> _Action item_
Work through the entries below and show every line in which "What" is found.

(Interface dataset entries)
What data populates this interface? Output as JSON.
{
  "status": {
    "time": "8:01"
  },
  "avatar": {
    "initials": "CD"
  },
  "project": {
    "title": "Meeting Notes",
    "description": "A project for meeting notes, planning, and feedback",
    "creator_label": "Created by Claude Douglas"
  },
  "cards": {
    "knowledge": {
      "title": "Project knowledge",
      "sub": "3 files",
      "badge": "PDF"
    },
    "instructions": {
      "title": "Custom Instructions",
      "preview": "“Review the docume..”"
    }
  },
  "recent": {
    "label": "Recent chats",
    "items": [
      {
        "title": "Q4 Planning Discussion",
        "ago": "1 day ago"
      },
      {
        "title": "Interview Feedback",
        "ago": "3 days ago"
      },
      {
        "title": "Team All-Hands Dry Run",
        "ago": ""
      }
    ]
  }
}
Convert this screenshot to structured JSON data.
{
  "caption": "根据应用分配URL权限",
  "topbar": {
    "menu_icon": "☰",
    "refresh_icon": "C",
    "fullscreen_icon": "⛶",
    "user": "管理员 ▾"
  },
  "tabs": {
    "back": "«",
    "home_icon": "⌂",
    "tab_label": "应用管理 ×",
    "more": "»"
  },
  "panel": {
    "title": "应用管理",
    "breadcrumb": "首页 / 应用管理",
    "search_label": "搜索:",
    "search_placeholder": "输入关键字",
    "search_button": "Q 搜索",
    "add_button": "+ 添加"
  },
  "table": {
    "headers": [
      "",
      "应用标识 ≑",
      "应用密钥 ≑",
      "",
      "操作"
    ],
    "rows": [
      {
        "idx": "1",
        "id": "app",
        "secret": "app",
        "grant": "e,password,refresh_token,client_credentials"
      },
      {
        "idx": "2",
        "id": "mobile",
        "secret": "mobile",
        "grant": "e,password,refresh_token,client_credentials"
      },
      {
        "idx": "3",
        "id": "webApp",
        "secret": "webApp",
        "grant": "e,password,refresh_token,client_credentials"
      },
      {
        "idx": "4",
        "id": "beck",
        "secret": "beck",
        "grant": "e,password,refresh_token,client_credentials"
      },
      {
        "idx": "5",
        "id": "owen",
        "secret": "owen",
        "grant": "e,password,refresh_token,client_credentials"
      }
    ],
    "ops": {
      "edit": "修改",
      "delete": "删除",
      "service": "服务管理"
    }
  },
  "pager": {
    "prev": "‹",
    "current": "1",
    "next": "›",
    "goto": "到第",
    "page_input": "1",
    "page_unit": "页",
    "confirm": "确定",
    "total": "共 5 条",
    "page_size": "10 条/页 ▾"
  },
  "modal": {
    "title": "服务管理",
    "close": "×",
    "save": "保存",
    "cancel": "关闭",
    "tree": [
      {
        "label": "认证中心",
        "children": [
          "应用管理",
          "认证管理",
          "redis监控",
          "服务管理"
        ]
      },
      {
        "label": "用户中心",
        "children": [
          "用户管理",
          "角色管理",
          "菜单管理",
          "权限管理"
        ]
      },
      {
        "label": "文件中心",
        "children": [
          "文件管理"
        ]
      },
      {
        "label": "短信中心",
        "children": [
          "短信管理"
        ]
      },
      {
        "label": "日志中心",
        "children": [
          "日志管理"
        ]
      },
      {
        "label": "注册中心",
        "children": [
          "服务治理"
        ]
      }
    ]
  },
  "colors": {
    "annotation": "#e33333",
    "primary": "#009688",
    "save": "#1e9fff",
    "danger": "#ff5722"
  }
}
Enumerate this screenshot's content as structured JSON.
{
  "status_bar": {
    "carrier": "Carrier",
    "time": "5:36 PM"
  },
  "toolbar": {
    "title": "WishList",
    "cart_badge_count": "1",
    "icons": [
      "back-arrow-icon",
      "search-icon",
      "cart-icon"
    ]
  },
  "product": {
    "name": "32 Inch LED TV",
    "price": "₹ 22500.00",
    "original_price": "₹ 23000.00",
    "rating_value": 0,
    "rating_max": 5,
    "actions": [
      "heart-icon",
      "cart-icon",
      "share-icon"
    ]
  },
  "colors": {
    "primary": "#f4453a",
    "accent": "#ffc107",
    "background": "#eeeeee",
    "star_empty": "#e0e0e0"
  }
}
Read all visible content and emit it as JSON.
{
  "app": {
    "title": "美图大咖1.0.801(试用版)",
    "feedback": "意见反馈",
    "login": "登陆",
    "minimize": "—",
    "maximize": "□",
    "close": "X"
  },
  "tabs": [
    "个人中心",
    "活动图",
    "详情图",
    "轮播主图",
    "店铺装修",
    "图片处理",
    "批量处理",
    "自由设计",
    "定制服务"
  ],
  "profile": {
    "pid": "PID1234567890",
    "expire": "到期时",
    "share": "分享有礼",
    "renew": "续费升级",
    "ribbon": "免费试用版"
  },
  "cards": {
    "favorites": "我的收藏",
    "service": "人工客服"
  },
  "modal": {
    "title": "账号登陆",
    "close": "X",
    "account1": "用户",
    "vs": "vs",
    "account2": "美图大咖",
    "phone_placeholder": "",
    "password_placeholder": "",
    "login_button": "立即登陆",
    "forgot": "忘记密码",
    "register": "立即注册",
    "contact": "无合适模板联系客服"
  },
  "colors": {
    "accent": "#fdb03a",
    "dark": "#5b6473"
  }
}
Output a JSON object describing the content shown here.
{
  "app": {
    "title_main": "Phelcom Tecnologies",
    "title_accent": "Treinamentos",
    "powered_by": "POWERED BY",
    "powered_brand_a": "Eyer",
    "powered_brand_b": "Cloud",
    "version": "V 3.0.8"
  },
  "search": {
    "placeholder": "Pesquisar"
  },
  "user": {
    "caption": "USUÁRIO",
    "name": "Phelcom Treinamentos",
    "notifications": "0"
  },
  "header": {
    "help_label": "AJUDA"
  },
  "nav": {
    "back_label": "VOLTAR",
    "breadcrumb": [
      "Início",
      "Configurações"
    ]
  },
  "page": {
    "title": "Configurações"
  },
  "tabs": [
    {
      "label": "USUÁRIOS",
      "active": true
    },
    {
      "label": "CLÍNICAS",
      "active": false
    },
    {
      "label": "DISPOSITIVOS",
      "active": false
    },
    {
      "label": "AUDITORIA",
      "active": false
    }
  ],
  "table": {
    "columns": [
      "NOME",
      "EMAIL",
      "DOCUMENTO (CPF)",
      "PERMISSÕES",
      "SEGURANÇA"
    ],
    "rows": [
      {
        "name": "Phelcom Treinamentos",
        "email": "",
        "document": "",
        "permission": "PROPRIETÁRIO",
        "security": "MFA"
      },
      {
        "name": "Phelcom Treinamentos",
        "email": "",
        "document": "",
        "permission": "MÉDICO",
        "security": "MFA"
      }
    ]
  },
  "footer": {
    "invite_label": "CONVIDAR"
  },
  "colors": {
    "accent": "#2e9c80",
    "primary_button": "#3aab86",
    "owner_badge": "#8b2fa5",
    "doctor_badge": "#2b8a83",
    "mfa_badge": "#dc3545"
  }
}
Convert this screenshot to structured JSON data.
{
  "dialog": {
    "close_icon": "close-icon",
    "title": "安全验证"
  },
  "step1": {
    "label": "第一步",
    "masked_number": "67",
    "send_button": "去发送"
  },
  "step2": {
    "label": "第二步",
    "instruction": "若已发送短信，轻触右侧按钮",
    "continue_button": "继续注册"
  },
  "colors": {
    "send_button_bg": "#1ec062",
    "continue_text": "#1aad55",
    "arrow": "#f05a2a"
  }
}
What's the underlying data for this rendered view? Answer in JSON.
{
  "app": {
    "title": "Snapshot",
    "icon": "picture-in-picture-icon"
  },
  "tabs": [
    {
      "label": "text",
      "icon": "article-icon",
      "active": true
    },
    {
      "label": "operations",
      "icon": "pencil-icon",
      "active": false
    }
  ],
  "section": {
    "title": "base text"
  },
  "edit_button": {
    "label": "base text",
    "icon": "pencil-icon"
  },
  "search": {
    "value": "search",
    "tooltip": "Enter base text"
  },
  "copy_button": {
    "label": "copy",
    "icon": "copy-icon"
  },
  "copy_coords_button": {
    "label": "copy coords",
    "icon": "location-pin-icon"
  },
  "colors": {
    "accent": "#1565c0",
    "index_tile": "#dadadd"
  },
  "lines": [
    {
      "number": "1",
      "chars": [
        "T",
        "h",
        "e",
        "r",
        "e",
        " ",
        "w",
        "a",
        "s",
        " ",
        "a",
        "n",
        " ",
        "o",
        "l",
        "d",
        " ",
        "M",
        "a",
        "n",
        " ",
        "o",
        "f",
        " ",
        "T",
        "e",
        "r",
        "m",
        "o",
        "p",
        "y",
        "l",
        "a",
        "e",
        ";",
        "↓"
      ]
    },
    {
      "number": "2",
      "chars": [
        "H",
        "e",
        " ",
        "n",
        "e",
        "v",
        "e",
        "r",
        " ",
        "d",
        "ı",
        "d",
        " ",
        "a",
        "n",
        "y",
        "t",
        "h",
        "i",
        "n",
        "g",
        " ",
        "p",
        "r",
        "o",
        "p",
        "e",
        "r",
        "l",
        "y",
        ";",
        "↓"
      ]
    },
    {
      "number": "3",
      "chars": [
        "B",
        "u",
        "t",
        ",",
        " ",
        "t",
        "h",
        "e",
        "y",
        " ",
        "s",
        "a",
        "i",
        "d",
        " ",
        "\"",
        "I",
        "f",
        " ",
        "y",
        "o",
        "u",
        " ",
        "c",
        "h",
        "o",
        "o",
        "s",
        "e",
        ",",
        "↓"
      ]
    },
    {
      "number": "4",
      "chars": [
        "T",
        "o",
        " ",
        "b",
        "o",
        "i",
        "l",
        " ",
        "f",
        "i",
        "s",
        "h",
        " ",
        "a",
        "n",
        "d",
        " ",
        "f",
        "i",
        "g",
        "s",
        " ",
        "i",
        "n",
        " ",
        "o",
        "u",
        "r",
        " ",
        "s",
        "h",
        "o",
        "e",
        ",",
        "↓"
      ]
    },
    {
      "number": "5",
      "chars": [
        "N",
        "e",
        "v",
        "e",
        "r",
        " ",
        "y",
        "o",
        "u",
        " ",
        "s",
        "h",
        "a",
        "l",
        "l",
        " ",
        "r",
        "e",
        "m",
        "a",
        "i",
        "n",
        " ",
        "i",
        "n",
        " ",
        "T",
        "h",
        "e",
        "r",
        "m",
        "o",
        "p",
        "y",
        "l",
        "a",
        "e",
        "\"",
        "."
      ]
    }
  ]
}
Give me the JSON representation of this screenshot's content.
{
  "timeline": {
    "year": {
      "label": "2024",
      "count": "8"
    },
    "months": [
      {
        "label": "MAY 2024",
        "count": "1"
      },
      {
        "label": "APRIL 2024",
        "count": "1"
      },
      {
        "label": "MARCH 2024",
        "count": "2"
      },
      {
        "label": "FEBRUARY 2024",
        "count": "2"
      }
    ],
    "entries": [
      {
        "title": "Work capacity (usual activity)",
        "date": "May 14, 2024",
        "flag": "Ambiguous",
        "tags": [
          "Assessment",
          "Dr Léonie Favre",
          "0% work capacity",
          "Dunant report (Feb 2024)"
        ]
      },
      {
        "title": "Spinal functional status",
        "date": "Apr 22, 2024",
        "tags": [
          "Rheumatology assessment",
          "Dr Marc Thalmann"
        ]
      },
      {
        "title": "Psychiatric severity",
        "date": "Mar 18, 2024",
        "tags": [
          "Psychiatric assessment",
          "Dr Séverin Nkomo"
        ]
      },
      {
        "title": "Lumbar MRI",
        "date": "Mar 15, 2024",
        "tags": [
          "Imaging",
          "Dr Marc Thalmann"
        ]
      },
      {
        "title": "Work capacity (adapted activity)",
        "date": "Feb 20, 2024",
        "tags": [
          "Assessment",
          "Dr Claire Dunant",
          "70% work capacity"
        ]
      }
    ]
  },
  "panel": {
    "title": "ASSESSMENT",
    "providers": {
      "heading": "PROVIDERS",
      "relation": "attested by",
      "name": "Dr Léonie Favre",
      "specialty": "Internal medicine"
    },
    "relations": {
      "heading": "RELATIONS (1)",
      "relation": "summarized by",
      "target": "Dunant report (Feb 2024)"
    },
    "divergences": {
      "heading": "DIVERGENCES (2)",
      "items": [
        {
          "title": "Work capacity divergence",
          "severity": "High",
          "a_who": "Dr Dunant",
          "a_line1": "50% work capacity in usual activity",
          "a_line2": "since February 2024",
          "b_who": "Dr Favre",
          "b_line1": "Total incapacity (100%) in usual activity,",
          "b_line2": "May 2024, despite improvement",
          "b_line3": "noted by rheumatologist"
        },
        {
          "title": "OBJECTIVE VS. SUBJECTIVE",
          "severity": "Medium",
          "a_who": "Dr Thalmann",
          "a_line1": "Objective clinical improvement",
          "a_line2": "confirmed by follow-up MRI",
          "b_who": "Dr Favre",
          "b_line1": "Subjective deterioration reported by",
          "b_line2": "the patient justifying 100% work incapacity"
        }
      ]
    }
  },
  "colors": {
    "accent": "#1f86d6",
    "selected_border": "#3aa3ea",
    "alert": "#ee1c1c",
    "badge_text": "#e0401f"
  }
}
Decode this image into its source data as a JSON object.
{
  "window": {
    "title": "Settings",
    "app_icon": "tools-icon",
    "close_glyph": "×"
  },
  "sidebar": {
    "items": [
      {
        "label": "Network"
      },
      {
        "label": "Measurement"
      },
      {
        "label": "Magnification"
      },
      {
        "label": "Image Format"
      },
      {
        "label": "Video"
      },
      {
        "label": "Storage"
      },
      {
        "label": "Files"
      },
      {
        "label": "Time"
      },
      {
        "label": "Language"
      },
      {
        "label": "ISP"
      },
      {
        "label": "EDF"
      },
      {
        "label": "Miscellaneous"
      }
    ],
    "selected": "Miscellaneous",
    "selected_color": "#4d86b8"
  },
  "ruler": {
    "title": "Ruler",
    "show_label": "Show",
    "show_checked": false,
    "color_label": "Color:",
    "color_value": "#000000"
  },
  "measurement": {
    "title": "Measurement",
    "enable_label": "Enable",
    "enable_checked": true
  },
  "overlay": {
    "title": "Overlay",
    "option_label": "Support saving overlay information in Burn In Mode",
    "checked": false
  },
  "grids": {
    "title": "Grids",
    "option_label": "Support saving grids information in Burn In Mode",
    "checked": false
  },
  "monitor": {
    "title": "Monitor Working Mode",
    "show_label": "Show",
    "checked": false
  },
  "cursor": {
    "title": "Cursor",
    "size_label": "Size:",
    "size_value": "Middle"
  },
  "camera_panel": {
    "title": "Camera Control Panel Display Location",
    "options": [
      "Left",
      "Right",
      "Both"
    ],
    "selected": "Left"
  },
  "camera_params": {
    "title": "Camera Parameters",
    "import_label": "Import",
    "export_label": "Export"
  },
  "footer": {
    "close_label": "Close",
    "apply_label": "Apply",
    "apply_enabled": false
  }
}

> _Task response_
What data populates this interface? Output as JSON.
What's the underlying data for this rendered view? Answer in JSON.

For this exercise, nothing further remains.